IMF BOOSTS OUTLOOK FOR EUROPE, BUT NOT THE U.S.
WASHINGTON» The International Monetary Fund upgraded the economic outlook for Europe, Japan and China this year. But the fund left its forecast for global growth unchanged from an April forecast, partly because the United States is unlikely to get much help from tax cuts and higher spending.
In a report out Monday, the IMF kept its expectation for worldwide economic growth at 3.5 percent this year. But it now forecasts 1.9 percent growth for the 19 countries that use the euro currency (up from 1.7 percent in April). The fund expects Japan to grow 1.3 percent (up from the previously expected 1.2 percent) and China to expand 6.7 percent (versus 6.6 percent).
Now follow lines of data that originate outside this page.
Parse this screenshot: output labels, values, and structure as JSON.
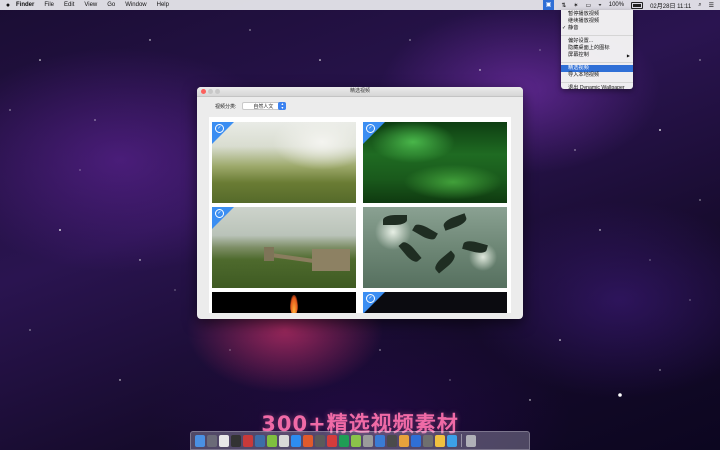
{
  "menubar": {
    "apple_icon": "apple-icon",
    "items": [
      "Finder",
      "File",
      "Edit",
      "View",
      "Go",
      "Window",
      "Help"
    ],
    "status": {
      "battery": "100%",
      "datetime": "02月28日 11:11"
    }
  },
  "dropdown": {
    "items": [
      {
        "label": "暂停播放视频"
      },
      {
        "label": "继续播放视频"
      },
      {
        "label": "静音",
        "checked": true
      },
      {
        "label": "偏好设置..."
      },
      {
        "label": "隐藏桌面上的图标"
      },
      {
        "label": "屏幕控制",
        "submenu": true
      },
      {
        "label": "精选视频",
        "active": true
      },
      {
        "label": "导入本地视频"
      },
      {
        "label": "退出 Dynamic Wallpaper"
      }
    ]
  },
  "window": {
    "title": "精选视频",
    "category_label": "视频分类:",
    "category_value": "自然人文",
    "thumbnails": [
      {
        "name": "mist-forest",
        "selected": true
      },
      {
        "name": "green-leaves",
        "selected": true
      },
      {
        "name": "great-wall",
        "selected": true
      },
      {
        "name": "tree-silhouette",
        "selected": false
      },
      {
        "name": "fire",
        "selected": false
      },
      {
        "name": "dark-scene",
        "selected": true
      }
    ]
  },
  "banner": {
    "text": "300+精选视频素材"
  },
  "colors": {
    "accent": "#3b8ef2",
    "menu_active": "#2f6fd6",
    "banner": "#f06aa6"
  }
}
The U.S. economy is expected to grow 2.1 percent.
Report says automakers colluded on emissions.
GERMANY» The FRANKFURT, German auto industry’s troubles over excessive diesel emissions are looming larger.
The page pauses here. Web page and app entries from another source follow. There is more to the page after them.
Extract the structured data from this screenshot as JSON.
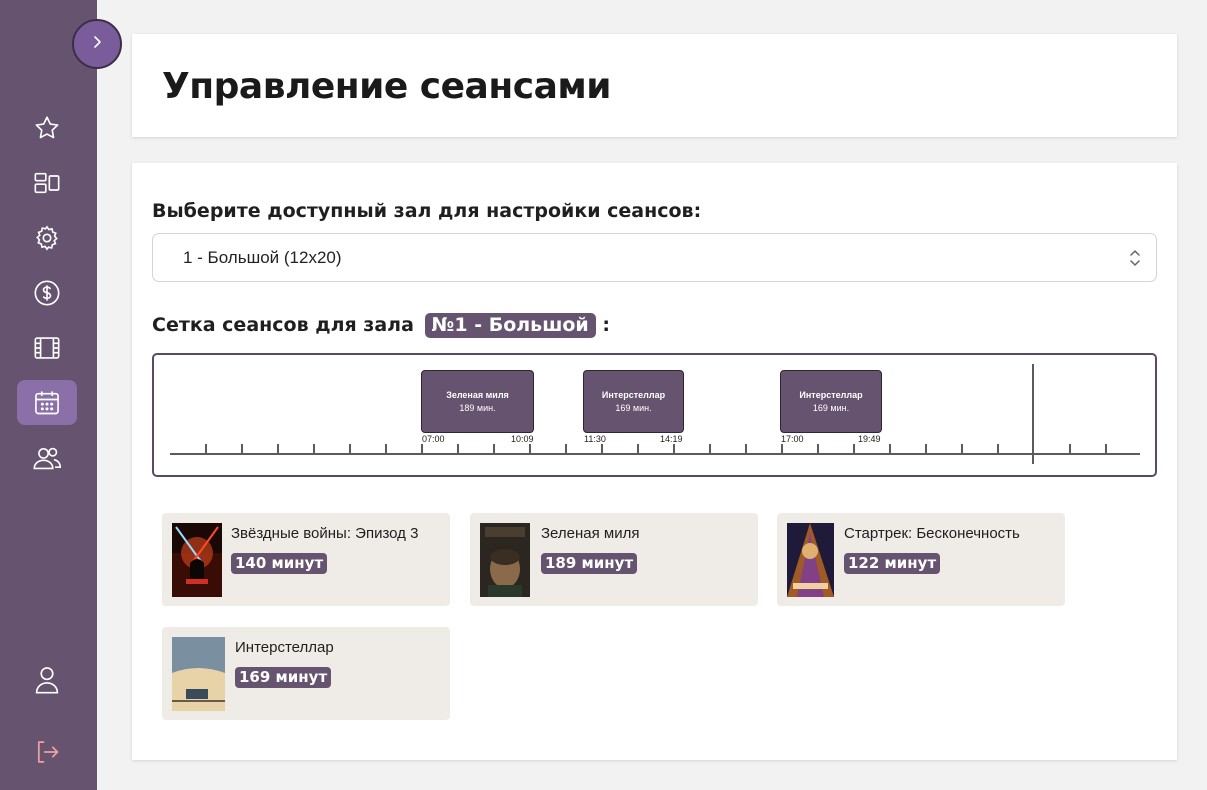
{
  "page": {
    "title": "Управление сеансами"
  },
  "sidebar": {
    "items": [
      {
        "icon": "star-icon"
      },
      {
        "icon": "halls-layout-icon"
      },
      {
        "icon": "gear-icon"
      },
      {
        "icon": "dollar-icon"
      },
      {
        "icon": "film-icon"
      },
      {
        "icon": "calendar-icon",
        "active": true
      },
      {
        "icon": "users-icon"
      }
    ],
    "bottom": [
      {
        "icon": "user-icon"
      },
      {
        "icon": "logout-icon"
      }
    ]
  },
  "hall_select": {
    "label": "Выберите доступный зал для настройки сеансов:",
    "value": "1 - Большой (12x20)"
  },
  "grid": {
    "label_prefix": "Сетка сеансов для зала",
    "hall_badge": "№1 - Большой",
    "label_suffix": ":",
    "sessions": [
      {
        "title": "Зеленая миля",
        "duration": "189 мин.",
        "start": "07:00",
        "end": "10:09"
      },
      {
        "title": "Интерстеллар",
        "duration": "169 мин.",
        "start": "11:30",
        "end": "14:19"
      },
      {
        "title": "Интерстеллар",
        "duration": "169 мин.",
        "start": "17:00",
        "end": "19:49"
      }
    ]
  },
  "movies": [
    {
      "title": "Звёздные войны: Эпизод 3",
      "duration": "140 минут"
    },
    {
      "title": "Зеленая миля",
      "duration": "189 минут"
    },
    {
      "title": "Стартрек: Бесконечность",
      "duration": "122 минут"
    },
    {
      "title": "Интерстеллар",
      "duration": "169 минут"
    }
  ],
  "colors": {
    "sidebar": "#66536f",
    "accent": "#66536f",
    "active_nav": "#8b6fa8",
    "movie_card": "#efebe6"
  }
}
Shares in the three biggest German automakers fell Monday after Der Spiegel claimed Volkswagen, Audi, BMW, Mercedes and Porsche had colluded since the 1990s over diesel technology.
BMW was off 2.6 percent, Daimler 3.7 percent and Volkswagen 2.6 percent.
Russia chides oil producers.
MOSCOW» Major oil producers need to show greater discipline in sticking to output cuts aimed at raising the price of crude, Russia’s energy minister Alexander Novak said Monday. OPEC and several non-OPEC states such as Russia decided last year to rein in output, but prices have fallen below $50 a barrel in recent weeks.
Greece prepares to return to bond markets.
GREECE» Greece is ATHENS, poised to tap international bond markets for the first time in three years in a move the government hopes will signal that the country is ready to its exit its bailout era. The country said Monday it had hired six global banks to manage the five-year bond issue on Tuesday.
Taxi app Grab builds war chest.
Taxi app Grab has been given an additional $2 billion in financing, revealing the competition among car services in Asia that have forced companies like Uber to take a back seat to rivals with deep pockets. The latest round of funding comes from Japan’s Softbank and China’s top ride-hailing firm Didi Chuxing.